Recession@ (Adds further quotes, context)

WASHINGTON, May 10 (Reuters) - The wealth of middle-class families still has not recovered from the 2007 to 2009 economic crisis, with a lagging rebound in home equity and slow wage growth continuing to widen inequality through most of last year, Fed Governor Lael Brainard said on Friday in a snapshot of soon-to-be-released Fed data.

Brainard, in a broad discussion of the middle class's economic prospects, said the Fed is increasingly concerned about the economic impact if middle-income households continue to struggle in their ability to build wealth, finance homes and educations, and even stay current with their bills.

Families in the 40th to 70th percentiles held wealth of around $340,000 at the end of 2018, based on a new Fed study whose results Brainard discussed at a Fed research conference in Washington. This was below the levels before the crisis and 13 times less than the average $4.5 million held by the top 10 percent.
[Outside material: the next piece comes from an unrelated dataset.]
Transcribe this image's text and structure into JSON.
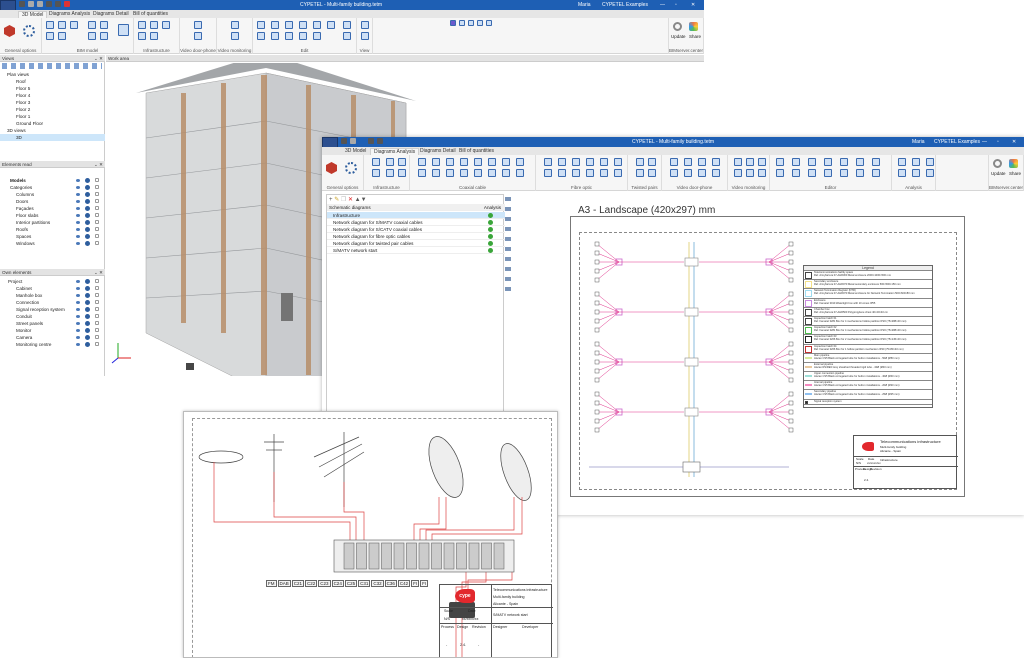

"A strong middle class is often seen as a cornerstone of a vibrant economy and, beyond that, a resilient democracy," Brainard said. "The discrepancy between slow growth in income and wealth, on the one hand, and rising costs of housing, healthcare, and education, on the other, may be making it more difficult for middle-income families to achieve middle-class financial security."

Over time "the shifting of wealth and income to the top of the distribution and away from the middle could pose challenges to the health and resilience of our economy," she said.

The prospects of the middle class - those earning between $40,000 and $85,000 a year by Brainard's definition - have fueled debate ahead of the 2020 presidential race about issues like the high level of student debt and the cost and availability of health insurance.

While that is all beyond the Fed's authority, as are questions of taxation and issues involving income distribution, Brainard said the Fed still needs to understand dynamics that could, for example, slow consumption.

"There is a palpable sense that the opportunity to reach the middle class and remain in it is receding for many middle-income households," she said, noting recent Fed surveys that found 60 percent of middle-income families don't have enough savings to cover three months of expenses, leaving them financially vulnerable to a layoff or other economic shock. (Reporting by Howard Schneider Editing by Chizu Nomiyama and Jonathan Oatis)